Work instruction »
Every line holding the string "Resistance" should be copied out of the listing.

Recorded data »
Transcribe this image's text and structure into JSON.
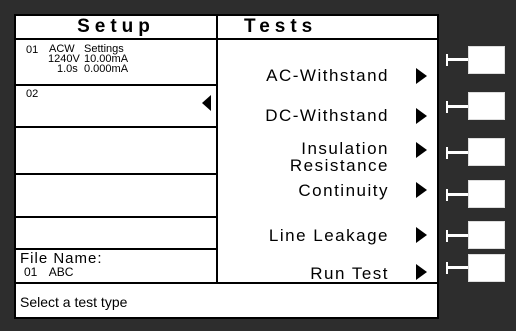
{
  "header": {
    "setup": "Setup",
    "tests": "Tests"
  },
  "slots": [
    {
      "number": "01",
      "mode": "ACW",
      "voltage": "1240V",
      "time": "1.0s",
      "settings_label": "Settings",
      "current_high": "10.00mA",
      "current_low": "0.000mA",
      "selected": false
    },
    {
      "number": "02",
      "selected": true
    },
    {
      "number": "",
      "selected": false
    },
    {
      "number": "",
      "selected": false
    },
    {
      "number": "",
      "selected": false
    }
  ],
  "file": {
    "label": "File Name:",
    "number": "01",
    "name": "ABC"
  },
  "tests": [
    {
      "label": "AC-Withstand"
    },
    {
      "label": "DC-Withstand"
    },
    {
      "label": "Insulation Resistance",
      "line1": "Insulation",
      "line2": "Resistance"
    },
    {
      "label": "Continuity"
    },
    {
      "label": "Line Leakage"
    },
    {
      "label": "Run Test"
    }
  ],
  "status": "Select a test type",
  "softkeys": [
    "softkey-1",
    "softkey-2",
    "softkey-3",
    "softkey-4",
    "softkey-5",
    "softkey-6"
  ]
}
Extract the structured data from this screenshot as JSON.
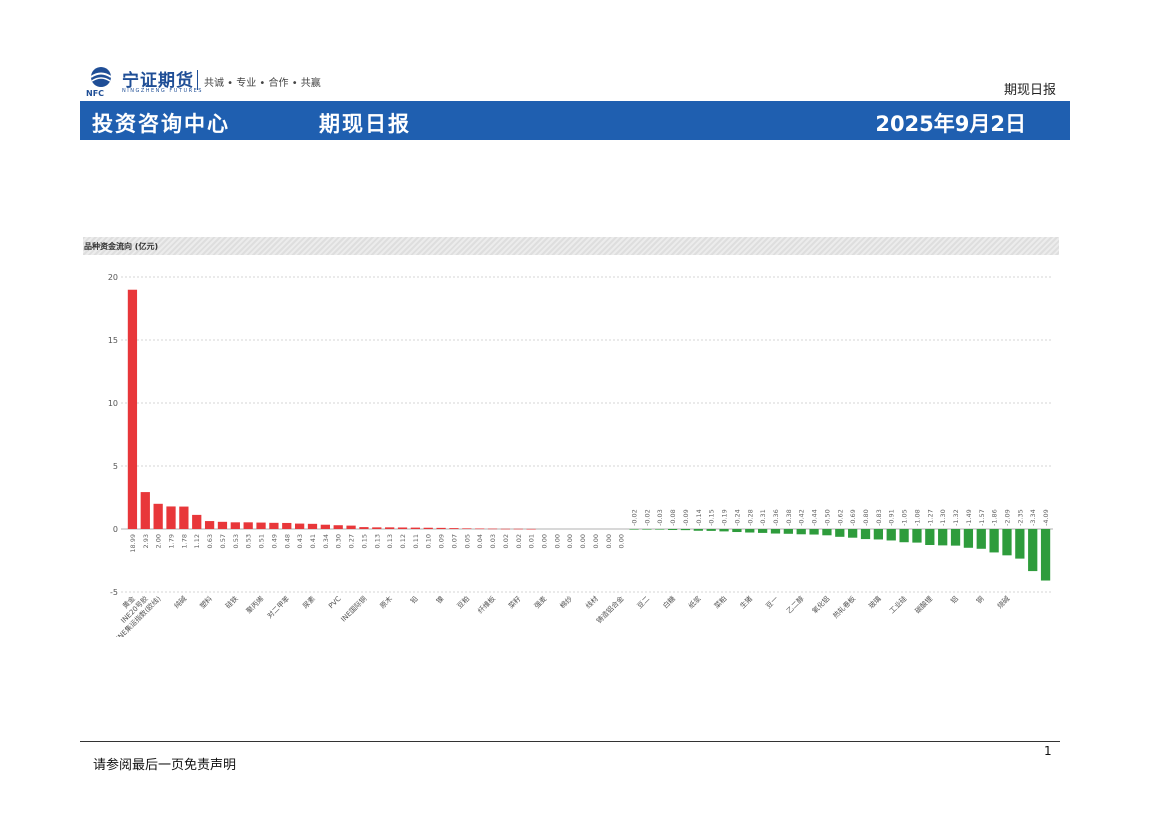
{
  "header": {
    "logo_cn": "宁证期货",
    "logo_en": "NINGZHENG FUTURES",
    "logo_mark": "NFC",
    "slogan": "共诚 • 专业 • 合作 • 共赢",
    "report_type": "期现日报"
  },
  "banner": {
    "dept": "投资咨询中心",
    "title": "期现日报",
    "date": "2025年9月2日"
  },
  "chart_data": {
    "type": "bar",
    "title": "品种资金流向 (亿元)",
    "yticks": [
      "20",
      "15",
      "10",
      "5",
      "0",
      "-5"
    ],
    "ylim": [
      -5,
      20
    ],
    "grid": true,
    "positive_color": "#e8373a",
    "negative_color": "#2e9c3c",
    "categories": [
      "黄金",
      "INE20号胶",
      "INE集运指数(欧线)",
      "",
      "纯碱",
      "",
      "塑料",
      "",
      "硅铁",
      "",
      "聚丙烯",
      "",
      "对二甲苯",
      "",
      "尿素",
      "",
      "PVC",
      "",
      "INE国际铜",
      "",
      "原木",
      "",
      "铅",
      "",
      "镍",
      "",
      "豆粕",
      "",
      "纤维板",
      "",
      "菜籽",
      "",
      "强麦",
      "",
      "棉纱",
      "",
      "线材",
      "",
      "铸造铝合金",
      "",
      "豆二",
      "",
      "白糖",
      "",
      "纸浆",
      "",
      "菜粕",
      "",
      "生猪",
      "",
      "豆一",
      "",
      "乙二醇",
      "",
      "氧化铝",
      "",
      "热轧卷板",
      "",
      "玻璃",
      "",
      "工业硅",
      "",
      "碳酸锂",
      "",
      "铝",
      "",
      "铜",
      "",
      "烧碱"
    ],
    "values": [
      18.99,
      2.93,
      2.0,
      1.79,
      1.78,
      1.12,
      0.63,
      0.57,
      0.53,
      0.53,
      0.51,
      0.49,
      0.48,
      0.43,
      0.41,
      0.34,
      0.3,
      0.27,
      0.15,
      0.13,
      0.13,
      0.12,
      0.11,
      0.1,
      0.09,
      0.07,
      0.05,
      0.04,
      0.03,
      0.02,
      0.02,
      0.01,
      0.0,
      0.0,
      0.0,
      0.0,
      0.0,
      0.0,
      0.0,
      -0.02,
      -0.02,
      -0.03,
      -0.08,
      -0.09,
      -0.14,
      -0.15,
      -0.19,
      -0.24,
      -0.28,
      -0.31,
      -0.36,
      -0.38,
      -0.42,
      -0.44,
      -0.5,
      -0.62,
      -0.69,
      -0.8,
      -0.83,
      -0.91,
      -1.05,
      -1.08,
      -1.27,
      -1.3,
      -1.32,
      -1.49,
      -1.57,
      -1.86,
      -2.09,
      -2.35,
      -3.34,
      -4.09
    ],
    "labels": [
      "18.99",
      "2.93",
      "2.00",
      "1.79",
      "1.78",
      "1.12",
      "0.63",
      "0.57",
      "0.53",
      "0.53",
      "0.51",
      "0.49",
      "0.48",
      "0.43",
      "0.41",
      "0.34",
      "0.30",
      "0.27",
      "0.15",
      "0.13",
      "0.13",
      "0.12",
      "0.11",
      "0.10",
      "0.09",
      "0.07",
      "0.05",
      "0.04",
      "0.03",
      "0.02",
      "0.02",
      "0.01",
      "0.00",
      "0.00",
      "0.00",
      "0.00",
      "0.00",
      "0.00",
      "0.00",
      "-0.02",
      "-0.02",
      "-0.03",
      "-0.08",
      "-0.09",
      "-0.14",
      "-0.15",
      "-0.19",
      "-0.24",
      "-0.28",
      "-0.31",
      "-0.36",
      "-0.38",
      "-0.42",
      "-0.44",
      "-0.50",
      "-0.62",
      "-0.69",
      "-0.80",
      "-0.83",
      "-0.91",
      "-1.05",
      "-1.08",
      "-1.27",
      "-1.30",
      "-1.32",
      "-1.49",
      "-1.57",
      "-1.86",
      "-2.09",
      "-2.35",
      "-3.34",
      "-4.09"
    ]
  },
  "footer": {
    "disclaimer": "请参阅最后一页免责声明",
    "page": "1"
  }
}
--
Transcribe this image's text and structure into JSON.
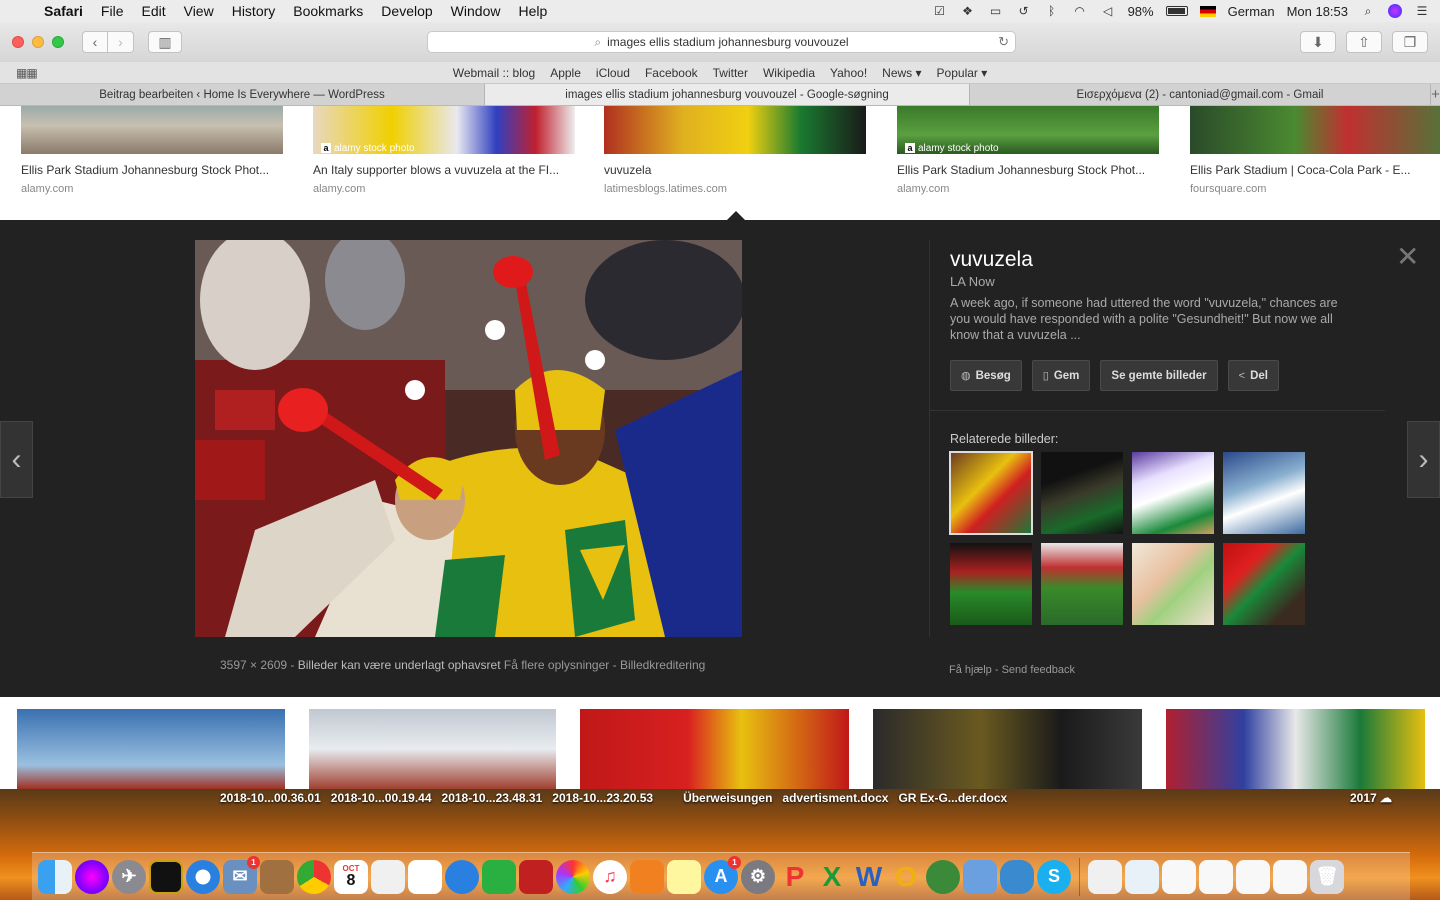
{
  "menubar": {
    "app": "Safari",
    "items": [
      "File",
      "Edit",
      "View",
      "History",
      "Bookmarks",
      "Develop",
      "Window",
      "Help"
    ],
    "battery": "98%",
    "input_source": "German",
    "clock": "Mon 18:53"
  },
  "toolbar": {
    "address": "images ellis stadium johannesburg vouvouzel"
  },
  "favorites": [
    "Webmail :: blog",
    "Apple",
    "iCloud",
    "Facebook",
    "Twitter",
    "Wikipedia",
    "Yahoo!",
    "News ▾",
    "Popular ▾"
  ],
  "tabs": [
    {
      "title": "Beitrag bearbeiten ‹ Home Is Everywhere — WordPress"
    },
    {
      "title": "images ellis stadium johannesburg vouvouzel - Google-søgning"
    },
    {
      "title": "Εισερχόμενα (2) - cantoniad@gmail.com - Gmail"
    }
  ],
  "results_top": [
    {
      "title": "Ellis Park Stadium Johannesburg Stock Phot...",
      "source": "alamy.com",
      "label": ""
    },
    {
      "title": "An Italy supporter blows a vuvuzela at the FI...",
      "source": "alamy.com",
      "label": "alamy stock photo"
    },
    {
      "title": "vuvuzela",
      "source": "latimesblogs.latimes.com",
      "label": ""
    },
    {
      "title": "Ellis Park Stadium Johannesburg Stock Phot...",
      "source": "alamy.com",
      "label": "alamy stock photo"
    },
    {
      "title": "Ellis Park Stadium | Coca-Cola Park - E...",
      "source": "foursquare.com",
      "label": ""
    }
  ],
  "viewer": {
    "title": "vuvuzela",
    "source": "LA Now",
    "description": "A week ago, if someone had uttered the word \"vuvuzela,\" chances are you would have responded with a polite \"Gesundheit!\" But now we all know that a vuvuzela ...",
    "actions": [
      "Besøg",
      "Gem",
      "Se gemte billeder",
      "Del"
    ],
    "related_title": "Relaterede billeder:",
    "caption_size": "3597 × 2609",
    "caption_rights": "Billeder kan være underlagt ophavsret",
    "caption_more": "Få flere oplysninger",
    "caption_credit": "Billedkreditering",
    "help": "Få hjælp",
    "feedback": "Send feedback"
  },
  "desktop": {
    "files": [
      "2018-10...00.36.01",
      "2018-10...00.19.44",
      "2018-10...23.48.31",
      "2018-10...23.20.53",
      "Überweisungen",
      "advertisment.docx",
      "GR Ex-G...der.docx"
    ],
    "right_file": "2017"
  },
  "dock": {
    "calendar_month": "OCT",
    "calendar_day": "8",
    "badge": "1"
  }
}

Written answer »
      "label": "Insulation Resistance",
      "line2": "Resistance"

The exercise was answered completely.